Write the listing out once more, identical to the original but without pictures.

----

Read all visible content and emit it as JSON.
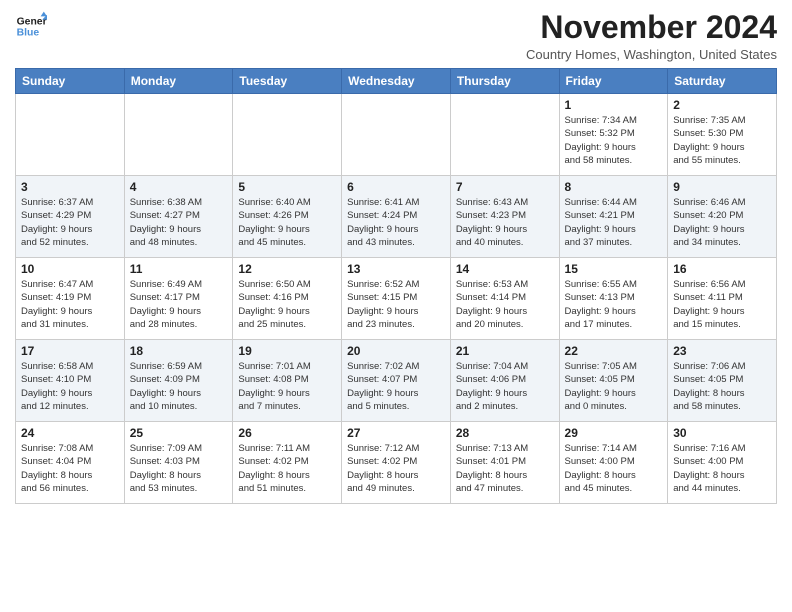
{
  "logo": {
    "line1": "General",
    "line2": "Blue"
  },
  "title": "November 2024",
  "subtitle": "Country Homes, Washington, United States",
  "days_of_week": [
    "Sunday",
    "Monday",
    "Tuesday",
    "Wednesday",
    "Thursday",
    "Friday",
    "Saturday"
  ],
  "weeks": [
    [
      {
        "day": "",
        "info": ""
      },
      {
        "day": "",
        "info": ""
      },
      {
        "day": "",
        "info": ""
      },
      {
        "day": "",
        "info": ""
      },
      {
        "day": "",
        "info": ""
      },
      {
        "day": "1",
        "info": "Sunrise: 7:34 AM\nSunset: 5:32 PM\nDaylight: 9 hours\nand 58 minutes."
      },
      {
        "day": "2",
        "info": "Sunrise: 7:35 AM\nSunset: 5:30 PM\nDaylight: 9 hours\nand 55 minutes."
      }
    ],
    [
      {
        "day": "3",
        "info": "Sunrise: 6:37 AM\nSunset: 4:29 PM\nDaylight: 9 hours\nand 52 minutes."
      },
      {
        "day": "4",
        "info": "Sunrise: 6:38 AM\nSunset: 4:27 PM\nDaylight: 9 hours\nand 48 minutes."
      },
      {
        "day": "5",
        "info": "Sunrise: 6:40 AM\nSunset: 4:26 PM\nDaylight: 9 hours\nand 45 minutes."
      },
      {
        "day": "6",
        "info": "Sunrise: 6:41 AM\nSunset: 4:24 PM\nDaylight: 9 hours\nand 43 minutes."
      },
      {
        "day": "7",
        "info": "Sunrise: 6:43 AM\nSunset: 4:23 PM\nDaylight: 9 hours\nand 40 minutes."
      },
      {
        "day": "8",
        "info": "Sunrise: 6:44 AM\nSunset: 4:21 PM\nDaylight: 9 hours\nand 37 minutes."
      },
      {
        "day": "9",
        "info": "Sunrise: 6:46 AM\nSunset: 4:20 PM\nDaylight: 9 hours\nand 34 minutes."
      }
    ],
    [
      {
        "day": "10",
        "info": "Sunrise: 6:47 AM\nSunset: 4:19 PM\nDaylight: 9 hours\nand 31 minutes."
      },
      {
        "day": "11",
        "info": "Sunrise: 6:49 AM\nSunset: 4:17 PM\nDaylight: 9 hours\nand 28 minutes."
      },
      {
        "day": "12",
        "info": "Sunrise: 6:50 AM\nSunset: 4:16 PM\nDaylight: 9 hours\nand 25 minutes."
      },
      {
        "day": "13",
        "info": "Sunrise: 6:52 AM\nSunset: 4:15 PM\nDaylight: 9 hours\nand 23 minutes."
      },
      {
        "day": "14",
        "info": "Sunrise: 6:53 AM\nSunset: 4:14 PM\nDaylight: 9 hours\nand 20 minutes."
      },
      {
        "day": "15",
        "info": "Sunrise: 6:55 AM\nSunset: 4:13 PM\nDaylight: 9 hours\nand 17 minutes."
      },
      {
        "day": "16",
        "info": "Sunrise: 6:56 AM\nSunset: 4:11 PM\nDaylight: 9 hours\nand 15 minutes."
      }
    ],
    [
      {
        "day": "17",
        "info": "Sunrise: 6:58 AM\nSunset: 4:10 PM\nDaylight: 9 hours\nand 12 minutes."
      },
      {
        "day": "18",
        "info": "Sunrise: 6:59 AM\nSunset: 4:09 PM\nDaylight: 9 hours\nand 10 minutes."
      },
      {
        "day": "19",
        "info": "Sunrise: 7:01 AM\nSunset: 4:08 PM\nDaylight: 9 hours\nand 7 minutes."
      },
      {
        "day": "20",
        "info": "Sunrise: 7:02 AM\nSunset: 4:07 PM\nDaylight: 9 hours\nand 5 minutes."
      },
      {
        "day": "21",
        "info": "Sunrise: 7:04 AM\nSunset: 4:06 PM\nDaylight: 9 hours\nand 2 minutes."
      },
      {
        "day": "22",
        "info": "Sunrise: 7:05 AM\nSunset: 4:05 PM\nDaylight: 9 hours\nand 0 minutes."
      },
      {
        "day": "23",
        "info": "Sunrise: 7:06 AM\nSunset: 4:05 PM\nDaylight: 8 hours\nand 58 minutes."
      }
    ],
    [
      {
        "day": "24",
        "info": "Sunrise: 7:08 AM\nSunset: 4:04 PM\nDaylight: 8 hours\nand 56 minutes."
      },
      {
        "day": "25",
        "info": "Sunrise: 7:09 AM\nSunset: 4:03 PM\nDaylight: 8 hours\nand 53 minutes."
      },
      {
        "day": "26",
        "info": "Sunrise: 7:11 AM\nSunset: 4:02 PM\nDaylight: 8 hours\nand 51 minutes."
      },
      {
        "day": "27",
        "info": "Sunrise: 7:12 AM\nSunset: 4:02 PM\nDaylight: 8 hours\nand 49 minutes."
      },
      {
        "day": "28",
        "info": "Sunrise: 7:13 AM\nSunset: 4:01 PM\nDaylight: 8 hours\nand 47 minutes."
      },
      {
        "day": "29",
        "info": "Sunrise: 7:14 AM\nSunset: 4:00 PM\nDaylight: 8 hours\nand 45 minutes."
      },
      {
        "day": "30",
        "info": "Sunrise: 7:16 AM\nSunset: 4:00 PM\nDaylight: 8 hours\nand 44 minutes."
      }
    ]
  ]
}
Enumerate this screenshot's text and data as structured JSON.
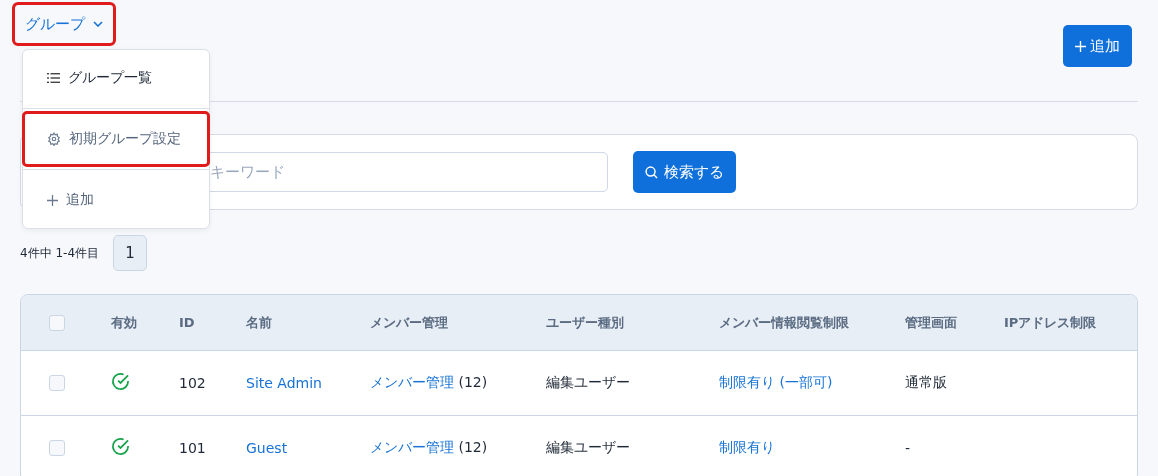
{
  "group_menu": {
    "label": "グループ",
    "highlighted": true,
    "expanded": true,
    "items": [
      {
        "kind": "list",
        "label": "グループ一覧",
        "highlighted": false
      },
      {
        "kind": "settings",
        "label": "初期グループ設定",
        "highlighted": true
      },
      {
        "kind": "add",
        "label": "追加",
        "highlighted": false
      }
    ]
  },
  "add_button": {
    "label": "追加"
  },
  "search": {
    "placeholder": "キーワード",
    "button": "検索する"
  },
  "pagination": {
    "summary": "4件中 1-4件目",
    "pages": [
      {
        "label": "1",
        "selected": true
      }
    ]
  },
  "table": {
    "all_checked": false,
    "columns": [
      "有効",
      "ID",
      "名前",
      "メンバー管理",
      "ユーザー種別",
      "メンバー情報閲覧制限",
      "管理画面",
      "IPアドレス制限"
    ],
    "rows": [
      {
        "checked": false,
        "enabled": true,
        "id": "102",
        "name": "Site Admin",
        "member_link": "メンバー管理",
        "member_count": "(12)",
        "user_type": "編集ユーザー",
        "restriction": "制限有り (一部可)",
        "admin_screen": "通常版"
      },
      {
        "checked": false,
        "enabled": true,
        "id": "101",
        "name": "Guest",
        "member_link": "メンバー管理",
        "member_count": "(12)",
        "user_type": "編集ユーザー",
        "restriction": "制限有り",
        "admin_screen": "-"
      }
    ]
  }
}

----

### [SOLUTION]
Read all visible content and emit it as JSON.
{
  "logo": {
    "line1": "General",
    "line2": "Blue"
  },
  "title": "November 2024",
  "subtitle": "Country Homes, Washington, United States",
  "days_of_week": [
    "Sunday",
    "Monday",
    "Tuesday",
    "Wednesday",
    "Thursday",
    "Friday",
    "Saturday"
  ],
  "weeks": [
    [
      {
        "day": "",
        "info": ""
      },
      {
        "day": "",
        "info": ""
      },
      {
        "day": "",
        "info": ""
      },
      {
        "day": "",
        "info": ""
      },
      {
        "day": "",
        "info": ""
      },
      {
        "day": "1",
        "info": "Sunrise: 7:34 AM\nSunset: 5:32 PM\nDaylight: 9 hours\nand 58 minutes."
      },
      {
        "day": "2",
        "info": "Sunrise: 7:35 AM\nSunset: 5:30 PM\nDaylight: 9 hours\nand 55 minutes."
      }
    ],
    [
      {
        "day": "3",
        "info": "Sunrise: 6:37 AM\nSunset: 4:29 PM\nDaylight: 9 hours\nand 52 minutes."
      },
      {
        "day": "4",
        "info": "Sunrise: 6:38 AM\nSunset: 4:27 PM\nDaylight: 9 hours\nand 48 minutes."
      },
      {
        "day": "5",
        "info": "Sunrise: 6:40 AM\nSunset: 4:26 PM\nDaylight: 9 hours\nand 45 minutes."
      },
      {
        "day": "6",
        "info": "Sunrise: 6:41 AM\nSunset: 4:24 PM\nDaylight: 9 hours\nand 43 minutes."
      },
      {
        "day": "7",
        "info": "Sunrise: 6:43 AM\nSunset: 4:23 PM\nDaylight: 9 hours\nand 40 minutes."
      },
      {
        "day": "8",
        "info": "Sunrise: 6:44 AM\nSunset: 4:21 PM\nDaylight: 9 hours\nand 37 minutes."
      },
      {
        "day": "9",
        "info": "Sunrise: 6:46 AM\nSunset: 4:20 PM\nDaylight: 9 hours\nand 34 minutes."
      }
    ],
    [
      {
        "day": "10",
        "info": "Sunrise: 6:47 AM\nSunset: 4:19 PM\nDaylight: 9 hours\nand 31 minutes."
      },
      {
        "day": "11",
        "info": "Sunrise: 6:49 AM\nSunset: 4:17 PM\nDaylight: 9 hours\nand 28 minutes."
      },
      {
        "day": "12",
        "info": "Sunrise: 6:50 AM\nSunset: 4:16 PM\nDaylight: 9 hours\nand 25 minutes."
      },
      {
        "day": "13",
        "info": "Sunrise: 6:52 AM\nSunset: 4:15 PM\nDaylight: 9 hours\nand 23 minutes."
      },
      {
        "day": "14",
        "info": "Sunrise: 6:53 AM\nSunset: 4:14 PM\nDaylight: 9 hours\nand 20 minutes."
      },
      {
        "day": "15",
        "info": "Sunrise: 6:55 AM\nSunset: 4:13 PM\nDaylight: 9 hours\nand 17 minutes."
      },
      {
        "day": "16",
        "info": "Sunrise: 6:56 AM\nSunset: 4:11 PM\nDaylight: 9 hours\nand 15 minutes."
      }
    ],
    [
      {
        "day": "17",
        "info": "Sunrise: 6:58 AM\nSunset: 4:10 PM\nDaylight: 9 hours\nand 12 minutes."
      },
      {
        "day": "18",
        "info": "Sunrise: 6:59 AM\nSunset: 4:09 PM\nDaylight: 9 hours\nand 10 minutes."
      },
      {
        "day": "19",
        "info": "Sunrise: 7:01 AM\nSunset: 4:08 PM\nDaylight: 9 hours\nand 7 minutes."
      },
      {
        "day": "20",
        "info": "Sunrise: 7:02 AM\nSunset: 4:07 PM\nDaylight: 9 hours\nand 5 minutes."
      },
      {
        "day": "21",
        "info": "Sunrise: 7:04 AM\nSunset: 4:06 PM\nDaylight: 9 hours\nand 2 minutes."
      },
      {
        "day": "22",
        "info": "Sunrise: 7:05 AM\nSunset: 4:05 PM\nDaylight: 9 hours\nand 0 minutes."
      },
      {
        "day": "23",
        "info": "Sunrise: 7:06 AM\nSunset: 4:05 PM\nDaylight: 8 hours\nand 58 minutes."
      }
    ],
    [
      {
        "day": "24",
        "info": "Sunrise: 7:08 AM\nSunset: 4:04 PM\nDaylight: 8 hours\nand 56 minutes."
      },
      {
        "day": "25",
        "info": "Sunrise: 7:09 AM\nSunset: 4:03 PM\nDaylight: 8 hours\nand 53 minutes."
      },
      {
        "day": "26",
        "info": "Sunrise: 7:11 AM\nSunset: 4:02 PM\nDaylight: 8 hours\nand 51 minutes."
      },
      {
        "day": "27",
        "info": "Sunrise: 7:12 AM\nSunset: 4:02 PM\nDaylight: 8 hours\nand 49 minutes."
      },
      {
        "day": "28",
        "info": "Sunrise: 7:13 AM\nSunset: 4:01 PM\nDaylight: 8 hours\nand 47 minutes."
      },
      {
        "day": "29",
        "info": "Sunrise: 7:14 AM\nSunset: 4:00 PM\nDaylight: 8 hours\nand 45 minutes."
      },
      {
        "day": "30",
        "info": "Sunrise: 7:16 AM\nSunset: 4:00 PM\nDaylight: 8 hours\nand 44 minutes."
      }
    ]
  ]
}
Enumerate this screenshot's text and data as structured JSON.
{
  "group_menu": {
    "label": "グループ",
    "highlighted": true,
    "expanded": true,
    "items": [
      {
        "kind": "list",
        "label": "グループ一覧",
        "highlighted": false
      },
      {
        "kind": "settings",
        "label": "初期グループ設定",
        "highlighted": true
      },
      {
        "kind": "add",
        "label": "追加",
        "highlighted": false
      }
    ]
  },
  "add_button": {
    "label": "追加"
  },
  "search": {
    "placeholder": "キーワード",
    "button": "検索する"
  },
  "pagination": {
    "summary": "4件中 1-4件目",
    "pages": [
      {
        "label": "1",
        "selected": true
      }
    ]
  },
  "table": {
    "all_checked": false,
    "columns": [
      "有効",
      "ID",
      "名前",
      "メンバー管理",
      "ユーザー種別",
      "メンバー情報閲覧制限",
      "管理画面",
      "IPアドレス制限"
    ],
    "rows": [
      {
        "checked": false,
        "enabled": true,
        "id": "102",
        "name": "Site Admin",
        "member_link": "メンバー管理",
        "member_count": "(12)",
        "user_type": "編集ユーザー",
        "restriction": "制限有り (一部可)",
        "admin_screen": "通常版"
      },
      {
        "checked": false,
        "enabled": true,
        "id": "101",
        "name": "Guest",
        "member_link": "メンバー管理",
        "member_count": "(12)",
        "user_type": "編集ユーザー",
        "restriction": "制限有り",
        "admin_screen": "-"
      }
    ]
  }
}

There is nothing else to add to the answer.